Nisha Gupta, Ph.D.
The goal of this learning experience is to introduce participants to arts-based phenomenological research as a vehicle for emancipatory praxis to serve the mission of liberation psychology, which is to raise critical consciousness about the psychological impact of sociopolitical oppression and to partner with marginalized communities to foster dialogue, community healing, and social change. To meet these goals, the speaker will:
- provide a theoretical overview of liberation psychology and the role of emancipatory arts;
- provide a methodological overview of arts-based phenomenological research as a form of emancipatory art praxis for liberation psychologists;
- share two case studies of using arts-based phenomenological research as a vehicle for consciousness-raising, community trauma healing, and solidarity regarding lived experiences of sexual/gender oppression; and
- guide participants through an experiential activity of doing arts-based phenomenological research as a therapeutic intervention for community healing.
Guest Speaker: Nisha Gupta, Ph.D.

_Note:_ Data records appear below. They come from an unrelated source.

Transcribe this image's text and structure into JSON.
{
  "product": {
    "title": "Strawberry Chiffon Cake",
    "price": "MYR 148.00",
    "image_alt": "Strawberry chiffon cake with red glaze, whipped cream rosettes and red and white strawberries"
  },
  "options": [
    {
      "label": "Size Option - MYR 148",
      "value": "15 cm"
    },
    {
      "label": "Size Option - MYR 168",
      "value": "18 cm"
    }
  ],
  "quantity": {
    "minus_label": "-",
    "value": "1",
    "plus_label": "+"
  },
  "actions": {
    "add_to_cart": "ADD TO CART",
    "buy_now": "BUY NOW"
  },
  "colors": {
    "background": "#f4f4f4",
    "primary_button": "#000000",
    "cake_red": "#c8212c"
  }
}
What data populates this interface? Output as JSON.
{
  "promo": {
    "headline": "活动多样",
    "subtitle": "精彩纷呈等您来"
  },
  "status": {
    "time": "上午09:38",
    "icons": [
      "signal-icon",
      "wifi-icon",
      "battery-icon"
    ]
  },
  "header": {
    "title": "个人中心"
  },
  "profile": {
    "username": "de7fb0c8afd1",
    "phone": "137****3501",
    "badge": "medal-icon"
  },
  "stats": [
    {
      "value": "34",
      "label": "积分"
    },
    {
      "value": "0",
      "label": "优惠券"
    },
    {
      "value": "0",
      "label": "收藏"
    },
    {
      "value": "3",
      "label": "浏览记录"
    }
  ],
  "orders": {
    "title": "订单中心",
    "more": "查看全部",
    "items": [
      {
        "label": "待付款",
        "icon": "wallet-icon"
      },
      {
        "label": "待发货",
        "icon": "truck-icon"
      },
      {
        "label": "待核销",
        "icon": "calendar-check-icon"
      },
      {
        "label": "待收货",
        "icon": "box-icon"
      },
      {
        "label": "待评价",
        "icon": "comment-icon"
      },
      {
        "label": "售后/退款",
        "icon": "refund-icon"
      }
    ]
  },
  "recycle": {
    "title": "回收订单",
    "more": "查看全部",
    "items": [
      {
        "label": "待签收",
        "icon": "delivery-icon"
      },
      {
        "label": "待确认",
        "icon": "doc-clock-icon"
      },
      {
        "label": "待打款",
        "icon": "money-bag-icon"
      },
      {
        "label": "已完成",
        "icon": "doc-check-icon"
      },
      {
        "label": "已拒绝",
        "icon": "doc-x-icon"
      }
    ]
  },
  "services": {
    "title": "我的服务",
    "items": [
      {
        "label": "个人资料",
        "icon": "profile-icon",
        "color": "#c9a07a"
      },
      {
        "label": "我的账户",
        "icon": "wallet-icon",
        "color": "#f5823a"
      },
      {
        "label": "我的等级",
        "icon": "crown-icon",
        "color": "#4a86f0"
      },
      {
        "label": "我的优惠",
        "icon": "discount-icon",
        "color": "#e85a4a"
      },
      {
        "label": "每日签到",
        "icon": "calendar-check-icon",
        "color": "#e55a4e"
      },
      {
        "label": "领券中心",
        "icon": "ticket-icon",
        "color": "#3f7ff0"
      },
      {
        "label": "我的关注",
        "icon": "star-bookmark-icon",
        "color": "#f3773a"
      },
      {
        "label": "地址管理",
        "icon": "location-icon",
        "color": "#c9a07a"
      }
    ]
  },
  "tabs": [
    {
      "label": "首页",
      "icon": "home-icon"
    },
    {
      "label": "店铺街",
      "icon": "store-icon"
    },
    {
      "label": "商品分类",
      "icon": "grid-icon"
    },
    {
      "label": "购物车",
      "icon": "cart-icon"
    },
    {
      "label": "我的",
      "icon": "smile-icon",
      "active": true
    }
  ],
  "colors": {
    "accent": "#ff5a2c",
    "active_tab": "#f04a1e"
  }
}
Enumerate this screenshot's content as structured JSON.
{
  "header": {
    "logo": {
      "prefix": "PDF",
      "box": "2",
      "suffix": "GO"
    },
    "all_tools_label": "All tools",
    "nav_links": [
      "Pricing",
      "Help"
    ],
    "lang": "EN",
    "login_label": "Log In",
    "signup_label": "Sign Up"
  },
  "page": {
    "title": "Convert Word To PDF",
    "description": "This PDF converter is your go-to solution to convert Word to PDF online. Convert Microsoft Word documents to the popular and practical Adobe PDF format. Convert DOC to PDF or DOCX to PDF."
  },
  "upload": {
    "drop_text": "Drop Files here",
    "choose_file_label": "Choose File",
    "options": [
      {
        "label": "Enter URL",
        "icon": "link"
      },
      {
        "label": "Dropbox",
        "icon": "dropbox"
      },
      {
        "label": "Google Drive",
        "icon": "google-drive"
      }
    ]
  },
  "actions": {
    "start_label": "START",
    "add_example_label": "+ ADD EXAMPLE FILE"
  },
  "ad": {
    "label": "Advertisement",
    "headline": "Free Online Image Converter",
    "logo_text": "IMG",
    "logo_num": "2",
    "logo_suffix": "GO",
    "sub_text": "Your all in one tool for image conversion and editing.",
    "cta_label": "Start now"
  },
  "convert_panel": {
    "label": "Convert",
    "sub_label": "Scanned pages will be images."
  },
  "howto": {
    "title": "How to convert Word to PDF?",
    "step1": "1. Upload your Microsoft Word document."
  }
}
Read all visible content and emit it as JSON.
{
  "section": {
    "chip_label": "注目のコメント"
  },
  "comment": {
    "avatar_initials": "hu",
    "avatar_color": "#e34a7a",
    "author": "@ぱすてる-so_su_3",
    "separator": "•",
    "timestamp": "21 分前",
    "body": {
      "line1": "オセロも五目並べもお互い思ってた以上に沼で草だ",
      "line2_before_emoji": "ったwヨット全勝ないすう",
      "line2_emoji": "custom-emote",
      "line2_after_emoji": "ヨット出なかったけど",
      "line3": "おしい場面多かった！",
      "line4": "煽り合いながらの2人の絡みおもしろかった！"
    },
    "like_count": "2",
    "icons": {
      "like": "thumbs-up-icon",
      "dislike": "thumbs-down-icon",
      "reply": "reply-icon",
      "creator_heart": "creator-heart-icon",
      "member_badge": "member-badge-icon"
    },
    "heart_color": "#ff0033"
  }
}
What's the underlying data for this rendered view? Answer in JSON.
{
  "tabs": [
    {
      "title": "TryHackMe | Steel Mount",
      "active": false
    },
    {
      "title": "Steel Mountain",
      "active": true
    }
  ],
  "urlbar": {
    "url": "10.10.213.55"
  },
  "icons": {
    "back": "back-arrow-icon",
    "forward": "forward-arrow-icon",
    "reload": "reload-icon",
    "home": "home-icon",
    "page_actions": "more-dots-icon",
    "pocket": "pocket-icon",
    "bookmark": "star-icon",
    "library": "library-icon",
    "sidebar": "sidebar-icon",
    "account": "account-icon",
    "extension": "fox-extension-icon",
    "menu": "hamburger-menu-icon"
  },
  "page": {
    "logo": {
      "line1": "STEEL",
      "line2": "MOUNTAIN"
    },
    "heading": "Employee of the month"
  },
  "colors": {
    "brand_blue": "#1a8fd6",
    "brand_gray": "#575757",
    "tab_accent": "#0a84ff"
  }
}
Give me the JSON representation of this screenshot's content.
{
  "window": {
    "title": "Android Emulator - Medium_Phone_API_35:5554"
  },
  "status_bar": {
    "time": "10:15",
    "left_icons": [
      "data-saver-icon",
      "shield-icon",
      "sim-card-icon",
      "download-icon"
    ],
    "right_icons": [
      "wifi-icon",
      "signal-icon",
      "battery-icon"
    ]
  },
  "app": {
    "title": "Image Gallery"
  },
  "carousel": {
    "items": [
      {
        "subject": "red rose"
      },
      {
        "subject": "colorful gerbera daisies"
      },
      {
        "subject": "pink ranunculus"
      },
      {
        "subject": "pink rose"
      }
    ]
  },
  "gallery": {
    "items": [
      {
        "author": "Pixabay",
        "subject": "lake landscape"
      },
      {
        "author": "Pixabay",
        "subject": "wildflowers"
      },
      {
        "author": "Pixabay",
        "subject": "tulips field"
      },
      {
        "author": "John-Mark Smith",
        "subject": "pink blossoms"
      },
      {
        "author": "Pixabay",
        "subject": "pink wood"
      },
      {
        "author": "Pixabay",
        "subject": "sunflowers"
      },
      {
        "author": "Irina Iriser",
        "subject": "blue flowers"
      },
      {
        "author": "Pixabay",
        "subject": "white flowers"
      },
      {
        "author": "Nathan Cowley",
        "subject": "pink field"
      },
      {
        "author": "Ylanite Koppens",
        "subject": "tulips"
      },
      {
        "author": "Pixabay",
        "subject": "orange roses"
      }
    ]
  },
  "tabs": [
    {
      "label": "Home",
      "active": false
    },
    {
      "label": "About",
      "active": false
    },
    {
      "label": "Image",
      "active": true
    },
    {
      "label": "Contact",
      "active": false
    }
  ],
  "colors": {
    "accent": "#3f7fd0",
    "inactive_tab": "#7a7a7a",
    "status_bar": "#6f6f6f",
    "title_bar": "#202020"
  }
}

Dr. Nisha is an associate professor of psychology at the University of West Georgia, where she works as a liberation psychologist, arts-based phenomenological researcher, and creativity scholar. She disseminates research about lived experiences of oppression and empowerment through art for social advocacy and community healing. Her work as a researcher, artist, and educator seeks to embrace the creative process as a vehicle for building solidarity across difference, evoking empathy and compassion, and fostering joy and empowerment. Nisha was also trained clinically as a psychotherapist for eight years, with a focus on trauma therapy as well as liberation psychotherapy with queer people of color. She received her education at New York University (M.A.) and Duquesne University (Ph.D.)
Event Host: Amy Taylor, Ph.D., Inaugural Ruthellen Josselson Chair in Qualitative Inquiry
Amy Taylor, Ph.D.
Amy Taylor, Ph.D., Director of the Alonso Center for Psychodynamic Studies, Clinical Psychology faculty member, the Inaugural Ruthellen Josselson Chair in Qualitative Inquiry. She received her Ph.D. in in existential-phenomenological psychology from Duquesne University and completed a postdoctoral fellowship and psychoanalytic training at the Austen Riggs Center in western Massachusetts. She has additional training in applying psychoanalytic ideas to groups, families, and couples.
Her clinical and research interests are broad, but she is especially interested in links between psychoanalysis and embodied experience, gender and sexuality, and technology. Recent foci include how pregnancy and parenthood shift clinician identity and how the analyst/ therapist’s office serves as a holding extension of the therapist’s body. Established in 2020, the Ruthellen Josselson Chair in Qualitative Inquiry fund supports Fielding faculty research, while honoring the legacy of Dr. Josselson and affirming the importance of qualitative research in psychology as acknowledged by the American Psychological Association Division 5, Quantitative and Qualitative Methods.